What is needed is an exact copy of all the records.
***** Data records *****
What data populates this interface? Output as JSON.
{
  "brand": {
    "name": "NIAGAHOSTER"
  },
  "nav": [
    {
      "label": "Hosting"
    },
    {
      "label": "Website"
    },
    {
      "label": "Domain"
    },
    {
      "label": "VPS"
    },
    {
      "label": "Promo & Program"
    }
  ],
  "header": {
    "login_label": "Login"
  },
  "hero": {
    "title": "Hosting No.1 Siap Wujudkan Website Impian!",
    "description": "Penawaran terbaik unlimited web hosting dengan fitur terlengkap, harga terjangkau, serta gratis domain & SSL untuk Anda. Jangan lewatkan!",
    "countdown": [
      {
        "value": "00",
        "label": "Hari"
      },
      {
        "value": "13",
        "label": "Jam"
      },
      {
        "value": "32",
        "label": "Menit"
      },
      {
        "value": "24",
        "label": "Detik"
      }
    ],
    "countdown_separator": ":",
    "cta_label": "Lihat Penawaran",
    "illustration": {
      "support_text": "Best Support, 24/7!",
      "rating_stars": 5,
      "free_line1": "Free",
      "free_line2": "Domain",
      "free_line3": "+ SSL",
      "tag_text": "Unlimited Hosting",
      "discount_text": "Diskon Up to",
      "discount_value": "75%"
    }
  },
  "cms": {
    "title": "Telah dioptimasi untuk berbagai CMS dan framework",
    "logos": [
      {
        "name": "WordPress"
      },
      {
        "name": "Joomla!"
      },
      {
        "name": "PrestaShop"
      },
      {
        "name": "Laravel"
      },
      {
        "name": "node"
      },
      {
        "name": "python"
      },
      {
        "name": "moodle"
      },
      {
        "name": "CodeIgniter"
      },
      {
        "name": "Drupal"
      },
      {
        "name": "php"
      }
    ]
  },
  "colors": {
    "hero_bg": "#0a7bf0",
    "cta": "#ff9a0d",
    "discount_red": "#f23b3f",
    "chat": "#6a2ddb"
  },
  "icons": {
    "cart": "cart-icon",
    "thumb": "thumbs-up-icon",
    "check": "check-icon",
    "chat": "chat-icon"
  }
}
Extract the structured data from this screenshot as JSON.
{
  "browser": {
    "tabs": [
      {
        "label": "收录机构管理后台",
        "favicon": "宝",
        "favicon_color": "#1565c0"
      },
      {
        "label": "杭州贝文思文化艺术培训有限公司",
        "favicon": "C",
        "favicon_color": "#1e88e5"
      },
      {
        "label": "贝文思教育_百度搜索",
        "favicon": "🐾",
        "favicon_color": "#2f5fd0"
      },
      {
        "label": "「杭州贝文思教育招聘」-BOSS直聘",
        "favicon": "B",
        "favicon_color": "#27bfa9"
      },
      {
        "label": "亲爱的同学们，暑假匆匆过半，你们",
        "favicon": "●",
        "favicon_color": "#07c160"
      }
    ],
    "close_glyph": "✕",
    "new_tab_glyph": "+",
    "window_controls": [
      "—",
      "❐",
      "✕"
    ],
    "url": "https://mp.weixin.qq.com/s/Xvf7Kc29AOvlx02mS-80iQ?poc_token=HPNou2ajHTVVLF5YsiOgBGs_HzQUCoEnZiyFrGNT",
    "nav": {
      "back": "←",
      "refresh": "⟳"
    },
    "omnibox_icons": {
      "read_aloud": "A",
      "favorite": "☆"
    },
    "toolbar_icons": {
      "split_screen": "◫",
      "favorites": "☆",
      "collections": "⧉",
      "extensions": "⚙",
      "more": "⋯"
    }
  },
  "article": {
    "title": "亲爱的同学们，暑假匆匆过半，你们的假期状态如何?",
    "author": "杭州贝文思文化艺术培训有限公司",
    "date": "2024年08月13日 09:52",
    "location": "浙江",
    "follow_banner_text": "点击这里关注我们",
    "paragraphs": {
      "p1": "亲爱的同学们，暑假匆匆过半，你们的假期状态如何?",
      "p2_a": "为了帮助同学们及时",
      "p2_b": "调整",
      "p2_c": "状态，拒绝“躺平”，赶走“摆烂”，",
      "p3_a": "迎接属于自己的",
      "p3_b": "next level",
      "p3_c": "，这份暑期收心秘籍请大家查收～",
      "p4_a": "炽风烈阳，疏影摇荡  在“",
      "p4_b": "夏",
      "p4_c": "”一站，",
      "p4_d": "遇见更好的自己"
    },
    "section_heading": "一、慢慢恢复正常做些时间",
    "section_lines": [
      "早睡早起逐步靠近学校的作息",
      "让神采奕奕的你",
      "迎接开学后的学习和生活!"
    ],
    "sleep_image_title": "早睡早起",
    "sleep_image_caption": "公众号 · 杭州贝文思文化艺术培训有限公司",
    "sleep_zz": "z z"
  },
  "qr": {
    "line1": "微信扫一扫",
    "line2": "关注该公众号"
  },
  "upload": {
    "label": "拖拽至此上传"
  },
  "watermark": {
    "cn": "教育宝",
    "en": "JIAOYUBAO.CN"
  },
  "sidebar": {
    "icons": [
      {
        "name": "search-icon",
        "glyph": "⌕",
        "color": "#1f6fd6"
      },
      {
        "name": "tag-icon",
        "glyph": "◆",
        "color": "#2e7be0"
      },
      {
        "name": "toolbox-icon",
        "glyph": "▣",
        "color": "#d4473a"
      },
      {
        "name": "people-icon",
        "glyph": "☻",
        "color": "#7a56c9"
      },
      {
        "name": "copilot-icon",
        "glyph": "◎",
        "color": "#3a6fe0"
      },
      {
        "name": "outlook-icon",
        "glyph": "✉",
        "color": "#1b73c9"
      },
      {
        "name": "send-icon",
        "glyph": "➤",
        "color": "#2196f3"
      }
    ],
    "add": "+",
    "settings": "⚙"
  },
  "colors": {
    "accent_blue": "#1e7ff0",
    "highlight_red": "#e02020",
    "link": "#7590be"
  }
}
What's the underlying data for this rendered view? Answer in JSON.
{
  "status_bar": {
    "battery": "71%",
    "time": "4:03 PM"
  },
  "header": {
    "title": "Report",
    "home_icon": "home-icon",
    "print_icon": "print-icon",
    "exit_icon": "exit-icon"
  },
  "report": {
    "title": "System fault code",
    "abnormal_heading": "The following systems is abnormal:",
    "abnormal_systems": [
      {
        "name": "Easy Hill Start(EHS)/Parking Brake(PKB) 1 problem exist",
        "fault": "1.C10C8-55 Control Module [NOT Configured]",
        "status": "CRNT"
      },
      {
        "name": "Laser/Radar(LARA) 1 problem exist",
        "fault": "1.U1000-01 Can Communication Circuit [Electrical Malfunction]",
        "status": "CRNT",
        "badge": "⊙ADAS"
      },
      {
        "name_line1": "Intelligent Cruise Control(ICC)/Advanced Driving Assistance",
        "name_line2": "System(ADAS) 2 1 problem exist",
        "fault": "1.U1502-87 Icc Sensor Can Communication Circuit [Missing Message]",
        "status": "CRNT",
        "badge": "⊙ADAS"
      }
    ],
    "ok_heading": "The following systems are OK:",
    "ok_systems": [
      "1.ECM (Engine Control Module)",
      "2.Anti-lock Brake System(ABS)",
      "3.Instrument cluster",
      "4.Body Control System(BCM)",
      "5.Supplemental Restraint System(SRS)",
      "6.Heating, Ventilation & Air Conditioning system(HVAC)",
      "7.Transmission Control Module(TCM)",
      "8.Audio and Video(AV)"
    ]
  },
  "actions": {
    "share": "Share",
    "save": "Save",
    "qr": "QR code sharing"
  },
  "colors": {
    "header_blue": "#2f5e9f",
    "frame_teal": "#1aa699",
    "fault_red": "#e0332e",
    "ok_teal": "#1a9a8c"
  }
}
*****
## [Output of the task]
What data populates this interface? Output as JSON.
{
  "brand": {
    "name": "NIAGAHOSTER"
  },
  "nav": [
    {
      "label": "Hosting"
    },
    {
      "label": "Website"
    },
    {
      "label": "Domain"
    },
    {
      "label": "VPS"
    },
    {
      "label": "Promo & Program"
    }
  ],
  "header": {
    "login_label": "Login"
  },
  "hero": {
    "title": "Hosting No.1 Siap Wujudkan Website Impian!",
    "description": "Penawaran terbaik unlimited web hosting dengan fitur terlengkap, harga terjangkau, serta gratis domain & SSL untuk Anda. Jangan lewatkan!",
    "countdown": [
      {
        "value": "00",
        "label": "Hari"
      },
      {
        "value": "13",
        "label": "Jam"
      },
      {
        "value": "32",
        "label": "Menit"
      },
      {
        "value": "24",
        "label": "Detik"
      }
    ],
    "countdown_separator": ":",
    "cta_label": "Lihat Penawaran",
    "illustration": {
      "support_text": "Best Support, 24/7!",
      "rating_stars": 5,
      "free_line1": "Free",
      "free_line2": "Domain",
      "free_line3": "+ SSL",
      "tag_text": "Unlimited Hosting",
      "discount_text": "Diskon Up to",
      "discount_value": "75%"
    }
  },
  "cms": {
    "title": "Telah dioptimasi untuk berbagai CMS dan framework",
    "logos": [
      {
        "name": "WordPress"
      },
      {
        "name": "Joomla!"
      },
      {
        "name": "PrestaShop"
      },
      {
        "name": "Laravel"
      },
      {
        "name": "node"
      },
      {
        "name": "python"
      },
      {
        "name": "moodle"
      },
      {
        "name": "CodeIgniter"
      },
      {
        "name": "Drupal"
      },
      {
        "name": "php"
      }
    ]
  },
  "colors": {
    "hero_bg": "#0a7bf0",
    "cta": "#ff9a0d",
    "discount_red": "#f23b3f",
    "chat": "#6a2ddb"
  },
  "icons": {
    "cart": "cart-icon",
    "thumb": "thumbs-up-icon",
    "check": "check-icon",
    "chat": "chat-icon"
  }
}
Extract the structured data from this screenshot as JSON.
{
  "browser": {
    "tabs": [
      {
        "label": "收录机构管理后台",
        "favicon": "宝",
        "favicon_color": "#1565c0"
      },
      {
        "label": "杭州贝文思文化艺术培训有限公司",
        "favicon": "C",
        "favicon_color": "#1e88e5"
      },
      {
        "label": "贝文思教育_百度搜索",
        "favicon": "🐾",
        "favicon_color": "#2f5fd0"
      },
      {
        "label": "「杭州贝文思教育招聘」-BOSS直聘",
        "favicon": "B",
        "favicon_color": "#27bfa9"
      },
      {
        "label": "亲爱的同学们，暑假匆匆过半，你们",
        "favicon": "●",
        "favicon_color": "#07c160"
      }
    ],
    "close_glyph": "✕",
    "new_tab_glyph": "+",
    "window_controls": [
      "—",
      "❐",
      "✕"
    ],
    "url": "https://mp.weixin.qq.com/s/Xvf7Kc29AOvlx02mS-80iQ?poc_token=HPNou2ajHTVVLF5YsiOgBGs_HzQUCoEnZiyFrGNT",
    "nav": {
      "back": "←",
      "refresh": "⟳"
    },
    "omnibox_icons": {
      "read_aloud": "A",
      "favorite": "☆"
    },
    "toolbar_icons": {
      "split_screen": "◫",
      "favorites": "☆",
      "collections": "⧉",
      "extensions": "⚙",
      "more": "⋯"
    }
  },
  "article": {
    "title": "亲爱的同学们，暑假匆匆过半，你们的假期状态如何?",
    "author": "杭州贝文思文化艺术培训有限公司",
    "date": "2024年08月13日 09:52",
    "location": "浙江",
    "follow_banner_text": "点击这里关注我们",
    "paragraphs": {
      "p1": "亲爱的同学们，暑假匆匆过半，你们的假期状态如何?",
      "p2_a": "为了帮助同学们及时",
      "p2_b": "调整",
      "p2_c": "状态，拒绝“躺平”，赶走“摆烂”，",
      "p3_a": "迎接属于自己的",
      "p3_b": "next level",
      "p3_c": "，这份暑期收心秘籍请大家查收～",
      "p4_a": "炽风烈阳，疏影摇荡  在“",
      "p4_b": "夏",
      "p4_c": "”一站，",
      "p4_d": "遇见更好的自己"
    },
    "section_heading": "一、慢慢恢复正常做些时间",
    "section_lines": [
      "早睡早起逐步靠近学校的作息",
      "让神采奕奕的你",
      "迎接开学后的学习和生活!"
    ],
    "sleep_image_title": "早睡早起",
    "sleep_image_caption": "公众号 · 杭州贝文思文化艺术培训有限公司",
    "sleep_zz": "z z"
  },
  "qr": {
    "line1": "微信扫一扫",
    "line2": "关注该公众号"
  },
  "upload": {
    "label": "拖拽至此上传"
  },
  "watermark": {
    "cn": "教育宝",
    "en": "JIAOYUBAO.CN"
  },
  "sidebar": {
    "icons": [
      {
        "name": "search-icon",
        "glyph": "⌕",
        "color": "#1f6fd6"
      },
      {
        "name": "tag-icon",
        "glyph": "◆",
        "color": "#2e7be0"
      },
      {
        "name": "toolbox-icon",
        "glyph": "▣",
        "color": "#d4473a"
      },
      {
        "name": "people-icon",
        "glyph": "☻",
        "color": "#7a56c9"
      },
      {
        "name": "copilot-icon",
        "glyph": "◎",
        "color": "#3a6fe0"
      },
      {
        "name": "outlook-icon",
        "glyph": "✉",
        "color": "#1b73c9"
      },
      {
        "name": "send-icon",
        "glyph": "➤",
        "color": "#2196f3"
      }
    ],
    "add": "+",
    "settings": "⚙"
  },
  "colors": {
    "accent_blue": "#1e7ff0",
    "highlight_red": "#e02020",
    "link": "#7590be"
  }
}
What's the underlying data for this rendered view? Answer in JSON.
{
  "status_bar": {
    "battery": "71%",
    "time": "4:03 PM"
  },
  "header": {
    "title": "Report",
    "home_icon": "home-icon",
    "print_icon": "print-icon",
    "exit_icon": "exit-icon"
  },
  "report": {
    "title": "System fault code",
    "abnormal_heading": "The following systems is abnormal:",
    "abnormal_systems": [
      {
        "name": "Easy Hill Start(EHS)/Parking Brake(PKB) 1 problem exist",
        "fault": "1.C10C8-55 Control Module [NOT Configured]",
        "status": "CRNT"
      },
      {
        "name": "Laser/Radar(LARA) 1 problem exist",
        "fault": "1.U1000-01 Can Communication Circuit [Electrical Malfunction]",
        "status": "CRNT",
        "badge": "⊙ADAS"
      },
      {
        "name_line1": "Intelligent Cruise Control(ICC)/Advanced Driving Assistance",
        "name_line2": "System(ADAS) 2 1 problem exist",
        "fault": "1.U1502-87 Icc Sensor Can Communication Circuit [Missing Message]",
        "status": "CRNT",
        "badge": "⊙ADAS"
      }
    ],
    "ok_heading": "The following systems are OK:",
    "ok_systems": [
      "1.ECM (Engine Control Module)",
      "2.Anti-lock Brake System(ABS)",
      "3.Instrument cluster",
      "4.Body Control System(BCM)",
      "5.Supplemental Restraint System(SRS)",
      "6.Heating, Ventilation & Air Conditioning system(HVAC)",
      "7.Transmission Control Module(TCM)",
      "8.Audio and Video(AV)"
    ]
  },
  "actions": {
    "share": "Share",
    "save": "Save",
    "qr": "QR code sharing"
  },
  "colors": {
    "header_blue": "#2f5e9f",
    "frame_teal": "#1aa699",
    "fault_red": "#e0332e",
    "ok_teal": "#1a9a8c"
  }
}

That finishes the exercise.